Further I see nothing in : (1960)ILLJ551SC to support the very broad contention of the learned counsel for the second respondent that the many thousand workmen employed by a large concern will all be 'persons concerned' in any pending industrial dispute between one individual workman and the management for the mere reason that all of them are employees of the same concern. On the other hand, the observations in Upper Ganges Valley Electricity Supply Co. Ltd. v. G. S. Srivastava (1963) 1 Lab LJ 237 (SC) show that such a broad interpretation cannot be given to the expressions 'workmen concerned in such dispute' and 'misconduct connected with the dispute' occurring in section 33(1) of the Act. See Automobile Products of India Ltd. v. Rukmaji Bala, : (1955)ILLJ346SC . The decision of a single Judge of the Madras High Court in Sondanasami Pillai v. Ponnuswami, (1960) 1 Mad LJ 87 is also in support of the petitioner's contention. It is not gainsaid and indeed cannot be gainsaid that unless the second respondent was a workman who was concerned in Industrial Dispute 15/ 63 or his dismissal from service was for a reason connected with that industrial dispute, he was not competent to prefer a petition to the Industrial Tribunal under S. 33-A and the Industrial Tribunal could not validly exercise jurisdiction in respect of that petition. as I have already come to the conclusion that the second respondent in the instant case was neither a workman concerned in the pending industrial dispute nor a person who was dismissed for a reason connected with the dispute, I should hold that he was not competent to invoke S. 33-A of the Act and that the Industrial Tribunal was not competent to entertain and deal with his petition under that section.
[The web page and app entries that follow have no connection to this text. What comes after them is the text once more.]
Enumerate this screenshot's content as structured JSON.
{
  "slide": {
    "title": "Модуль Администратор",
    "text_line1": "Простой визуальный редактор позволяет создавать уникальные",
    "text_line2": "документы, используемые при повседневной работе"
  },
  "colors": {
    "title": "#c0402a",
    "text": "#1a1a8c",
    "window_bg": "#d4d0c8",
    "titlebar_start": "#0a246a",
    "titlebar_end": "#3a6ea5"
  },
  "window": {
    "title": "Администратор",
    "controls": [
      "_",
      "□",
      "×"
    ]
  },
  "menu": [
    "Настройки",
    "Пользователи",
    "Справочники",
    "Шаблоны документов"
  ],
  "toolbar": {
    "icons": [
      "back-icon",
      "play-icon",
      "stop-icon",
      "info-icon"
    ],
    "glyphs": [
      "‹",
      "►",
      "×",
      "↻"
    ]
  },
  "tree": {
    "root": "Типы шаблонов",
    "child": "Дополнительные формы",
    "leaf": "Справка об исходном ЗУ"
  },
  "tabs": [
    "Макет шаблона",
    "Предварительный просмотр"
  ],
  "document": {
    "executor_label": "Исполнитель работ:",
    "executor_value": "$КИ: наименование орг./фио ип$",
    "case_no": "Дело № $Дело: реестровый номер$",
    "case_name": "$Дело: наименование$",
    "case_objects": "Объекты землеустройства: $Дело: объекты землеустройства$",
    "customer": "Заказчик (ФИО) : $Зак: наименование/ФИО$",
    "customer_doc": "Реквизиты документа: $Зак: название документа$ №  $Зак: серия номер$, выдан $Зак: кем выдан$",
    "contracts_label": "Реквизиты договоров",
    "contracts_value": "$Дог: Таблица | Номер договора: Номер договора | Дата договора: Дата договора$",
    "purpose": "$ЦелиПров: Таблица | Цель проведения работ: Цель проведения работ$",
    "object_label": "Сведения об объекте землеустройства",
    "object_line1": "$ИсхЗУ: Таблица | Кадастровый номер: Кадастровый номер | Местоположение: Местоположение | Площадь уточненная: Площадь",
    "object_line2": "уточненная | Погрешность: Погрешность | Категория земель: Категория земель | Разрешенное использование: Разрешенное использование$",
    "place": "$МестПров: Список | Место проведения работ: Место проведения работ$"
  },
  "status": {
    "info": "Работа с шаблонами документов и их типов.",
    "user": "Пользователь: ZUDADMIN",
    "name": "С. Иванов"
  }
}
(5) The result is this writ petition is allowed. I make no order as to costs.
(6) Petition allowed.